The Ravens, simply put, punched the Chargers in the mouth in a vintage Baltimore performance when these two teams last met. The Ravens notched a 22-10 win, limiting Philip Rivers to 181 yards passing and a pair of picks coming off arguably the Chargers’ biggest win of the season over the eventual AFC West-champion Chiefs.
However, there is one key difference for the Chargers in the grudge match: Melvin Gordon is inching back toward being healthy, and Austin Ekeler should be back as well. If that two-headed monster is back, the Chargers may end up finding themselves in a much different situation offensively.

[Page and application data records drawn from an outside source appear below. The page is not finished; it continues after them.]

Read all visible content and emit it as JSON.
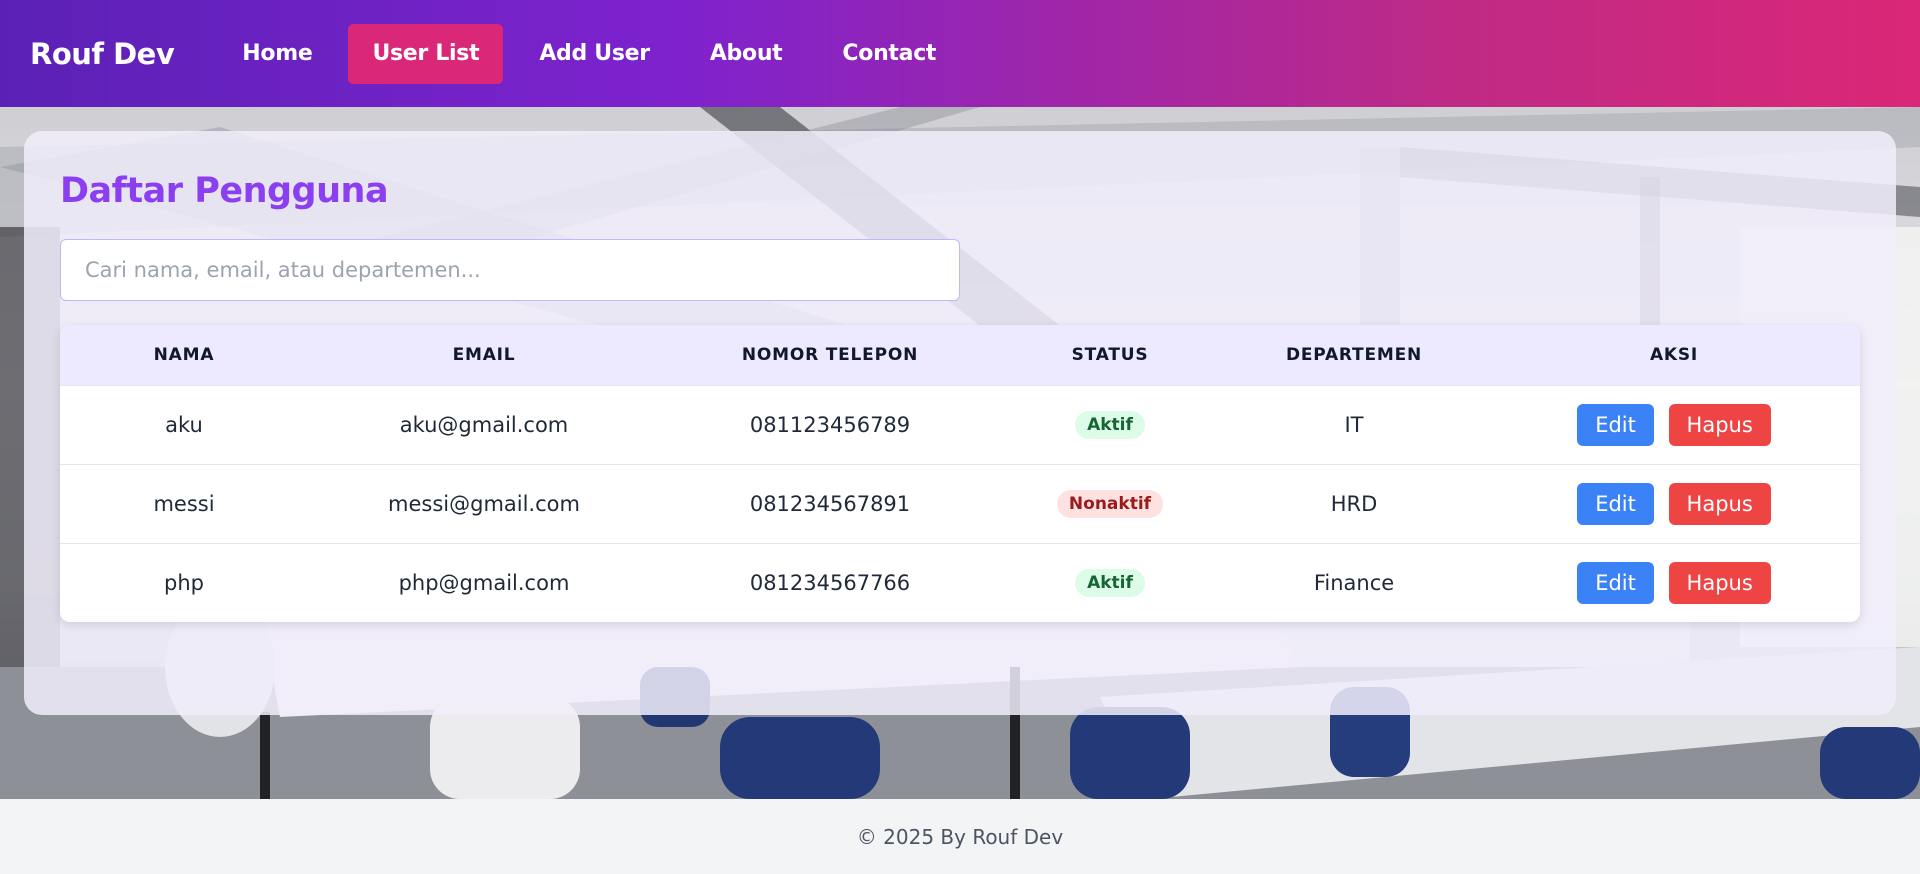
{
  "nav": {
    "brand": "Rouf Dev",
    "links": [
      {
        "label": "Home",
        "active": false
      },
      {
        "label": "User List",
        "active": true
      },
      {
        "label": "Add User",
        "active": false
      },
      {
        "label": "About",
        "active": false
      },
      {
        "label": "Contact",
        "active": false
      }
    ]
  },
  "colors": {
    "nav_gradient_start": "#5b21b6",
    "nav_gradient_end": "#db2777",
    "active_link": "#db2777",
    "title": "#8b3ff0",
    "edit_button": "#3b82f6",
    "delete_button": "#ef4444"
  },
  "main": {
    "title": "Daftar Pengguna",
    "search": {
      "placeholder": "Cari nama, email, atau departemen...",
      "value": ""
    },
    "table": {
      "headers": [
        "NAMA",
        "EMAIL",
        "NOMOR TELEPON",
        "STATUS",
        "DEPARTEMEN",
        "AKSI"
      ],
      "rows": [
        {
          "nama": "aku",
          "email": "aku@gmail.com",
          "telepon": "081123456789",
          "status": "Aktif",
          "departemen": "IT",
          "edit": "Edit",
          "hapus": "Hapus"
        },
        {
          "nama": "messi",
          "email": "messi@gmail.com",
          "telepon": "081234567891",
          "status": "Nonaktif",
          "departemen": "HRD",
          "edit": "Edit",
          "hapus": "Hapus"
        },
        {
          "nama": "php",
          "email": "php@gmail.com",
          "telepon": "081234567766",
          "status": "Aktif",
          "departemen": "Finance",
          "edit": "Edit",
          "hapus": "Hapus"
        }
      ]
    }
  },
  "footer": {
    "text": "© 2025 By Rouf Dev"
  }
}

Not that the Ravens care, mind you. They’re fourth in the NFL against the run with 1,327 yards allowed. They’re fifth against the pass, and second in the league in points allowed. Then, of course, there’s the magic word: momentum. The Ravens won six of their last seven games toget to this position, with rookie Lamar Jackson playing quarterback in all of them. While Jackson’s numbers are hardly mind-boggling — he’s completing under 60 percent of his passes and averaging about seven yards per attempt — you can’t argue with the results. He’s averaging nearly 4.7 yards per carry with four rushing touchdowns.
Jackson, however, is vulnerable. He’s fumbled the ball in every start this season, and he’s tied for the league lead with 12 on the year. He hasn’t thrown a pick since Week 12 this year, so that’s not the best way to beat him. But if Melvin Ingram and Joey Bosa can get to him on the outside, the Chargers may be able to force some takeaways against a team that’s susceptible to giving the ball away.

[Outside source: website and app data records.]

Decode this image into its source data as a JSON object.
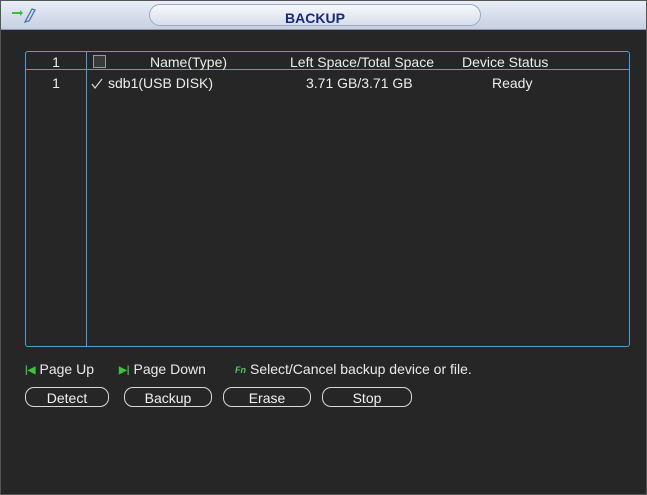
{
  "window": {
    "title": "BACKUP"
  },
  "table": {
    "headers": {
      "num": "1",
      "name": "Name(Type)",
      "space": "Left Space/Total Space",
      "status": "Device Status"
    },
    "rows": [
      {
        "num": "1",
        "checked": true,
        "name": "sdb1(USB DISK)",
        "space": "3.71 GB/3.71 GB",
        "status": "Ready"
      }
    ]
  },
  "hints": {
    "page_up": "Page Up",
    "page_down": "Page Down",
    "select_cancel": "Select/Cancel backup device or file."
  },
  "buttons": {
    "detect": "Detect",
    "backup": "Backup",
    "erase": "Erase",
    "stop": "Stop"
  },
  "colors": {
    "panel_border": "#4aa0d8",
    "title_text": "#1b2a78",
    "hint_icon": "#39c43a"
  },
  "icons": {
    "app": "folder-pen-icon",
    "page_up": "page-up-icon",
    "page_down": "page-down-icon",
    "fn": "fn-key-icon",
    "row_check": "checkmark-icon"
  }
}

Naturally, the running back drama within the AFC North overshadowed the Ravens’ situation, but Kenneth Dixon and Gus Edwards present an interesting dilemma for the Chargers. Edwards ran all over Los Angeles in their last game, notching 92 yards on 14 carries. When Alex Collins was placed on IR, Edwards picked up the slack nicely, but he’s a nonfactor in the passing game. The Chargers have the cornerback depth to make the Ravens one-dimensional in favor of the run if they play well, and that’s dangerous in today’s NFL.
Jackson is obviously the X-factor in this one. If he protects the ball and allows the Ravens to hold the ball, they should be in good shape. However, this game is going to be tough. The Chargers have been something of a surprise this year, and if Rivers can get all of his weapons involved, they’ll be a tough out. Rivers has played well on the road this season — in fact, the Chargers are 7-1 outside of Los Angeles — so playing this game on the road isn’t debilitating for them. However, it’s definitely not against a team they wanted to see again any time soon.